"I dunno, I guess he got in her way, or sumpin' .... but two, three times a day, she'd give it to him good. Y'dint dast stand up to her -- she'd bust yer hump."

Her behavior should have warned us but it didn't. Andy was one of the first postal workers to find himself a victim of P.O.V. (Post Office Violence). He was within reach whenever the madness overtook Helen .... and she'd give him a good one. I suppose Andy figured that once it was out of her system she'd leave him alone for a while, and maybe when this was all over they could open that little dry goods store he always wanted. For a while he was right, she'd take a swipe at him with the mail bag, or kick him off the step stool when he was working on the top slots. Andy would pick himself and scuttle out of her way for a few minutes until it blew over.

Then the unthinkable happened!

It was a week before the opening of the new "First Class" Post Office on Westwood Avenue, and already they were phasing out the old one. About 4:30 pm Helen decided to close the "Second Class" Post Office in the hardware store early in the day.

"Night, Ernie," said Andy.

"Yeah, humph," said Helen

They stood in front of the store and it looked to Ernie as though Andy wanted to go one way and Helen wanted to go another. Suddenly, Helen reached down and grabbed Andy by the throat, picked him up off his feet and began shaking him as a dog might shake his master's slipper. Ernie was reluctant to step outside and interfere, so he looked the other way for a moment or two. When he looked outside again, Helen was still shaking Andy, and as Ernie later told the police .... "Poor little bastard, looked kinda limp to me, so I sez to myself I better step out there and stop it."

"Well," he went on, "I goes out there and I sez, 'Now Helen, take it easy -- put 'im down before you hurts 'im. She don't put him down, see .... she takes 'im in one hand, like you woulda bagga flour in the store, y'know .... then she throws him at me!"

Ernie wasn't expecting that, but he did catch him and reeled backwards into the store. There didn't appear to be much life left in Andy so Ernie laid him on the counter. Helen followed him back inside the store and stood at the counter and said:

"Sumbitch assole, drygutsore! .... Bullshit!!". At least that's what it sounded like to Ernie. Ernie was a hardware man and had no knowledge of dry goods.

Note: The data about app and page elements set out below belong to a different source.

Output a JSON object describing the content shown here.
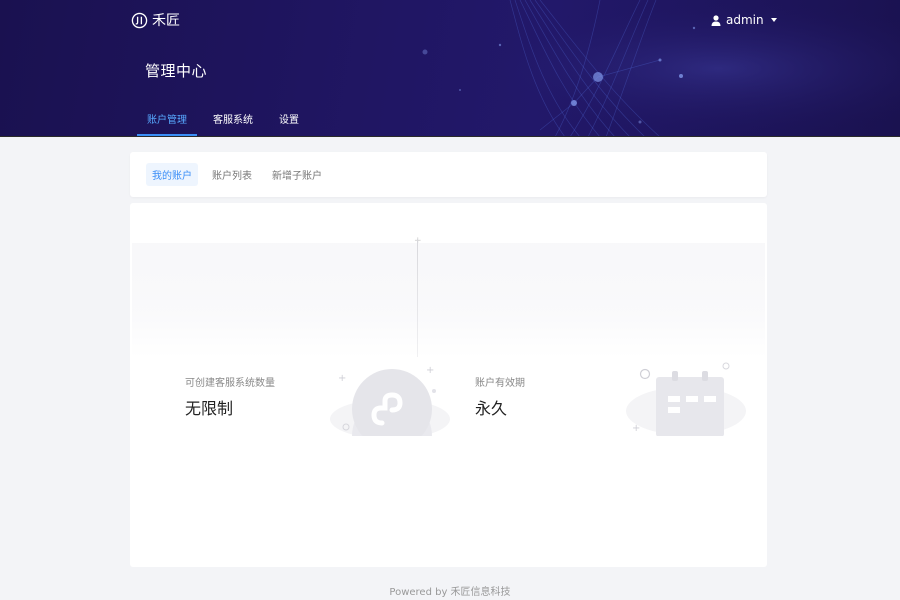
{
  "brand": {
    "name": "禾匠"
  },
  "user": {
    "name": "admin"
  },
  "header": {
    "title": "管理中心"
  },
  "nav": {
    "items": [
      {
        "label": "账户管理",
        "active": true
      },
      {
        "label": "客服系统",
        "active": false
      },
      {
        "label": "设置",
        "active": false
      }
    ]
  },
  "tabs": {
    "items": [
      {
        "label": "我的账户",
        "active": true
      },
      {
        "label": "账户列表",
        "active": false
      },
      {
        "label": "新增子账户",
        "active": false
      }
    ]
  },
  "stats": [
    {
      "label": "可创建客服系统数量",
      "value": "无限制",
      "icon": "mini-program-icon"
    },
    {
      "label": "账户有效期",
      "value": "永久",
      "icon": "calendar-icon"
    }
  ],
  "footer": {
    "text": "Powered by 禾匠信息科技"
  },
  "colors": {
    "header_bg": "#1f1560",
    "accent": "#3a8ef7",
    "page_bg": "#f3f4f7"
  }
}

Almost unobserved by both of them, Andy stirred a bit and seemed to be on the verge of coming out of it. His eyes were still bugged out to the extent that Ernie honestly felt they would pop out of his head. His nose and mouth were bleeding, too, from the cuffing and all. Ernie tried standing him up in front of the counter but he went spindly all over and collapsed like an unstrung marionette. That's when he called 911.

Andy went to the hospital of course, and Helen was charged with assault. Ernie tried to keep out of it, but like many innocent bystanders, he was the only reliable witness.

Old timers here in Westlake Village often recall that event. It's hard to believe it was more than 35 years ago. Now our new First Class Post Office is beginning to show its age. There have been bizarre events there as well. Two of the clerks have pulled revolvers on each other. One actually shot out an overhead fluorescent light above the counter. One of the delivery men ran off with a sorter in a mail delivery vehicle and was later found in a motel in New Dorp, Pennsylvania. There seems to be something that triggers madness in postal workers and drives them to do things other people wouldn't think of doing.

But back there in the old Post Office, behind the bars of the Post Office cage, Helen was a simmering volcano and Andy's innocent dreams of a dry goods store must have brought her simmering to a boil. "It could'a been me," Ernie remarked later, "could'a been anybody -- just happened she got her hands on Andy first."

©Harry Buschman 1998

Critique this work

Click on the book to leave a comment about this work

All Authors (hi-speed)    All Authors (dialup)    Children    Columnists    Contact    Drama    Fiction    Grammar    Guest Book    Home    Humour    Links    Narratives    Novels    Poems    Published Authors    Reviews    September 11    Short Stories    Teen Writings    Submission Guidelines

Be sure to have a look at our Discussion Forum today to see what's
happening on The World's Favourite Literary Website.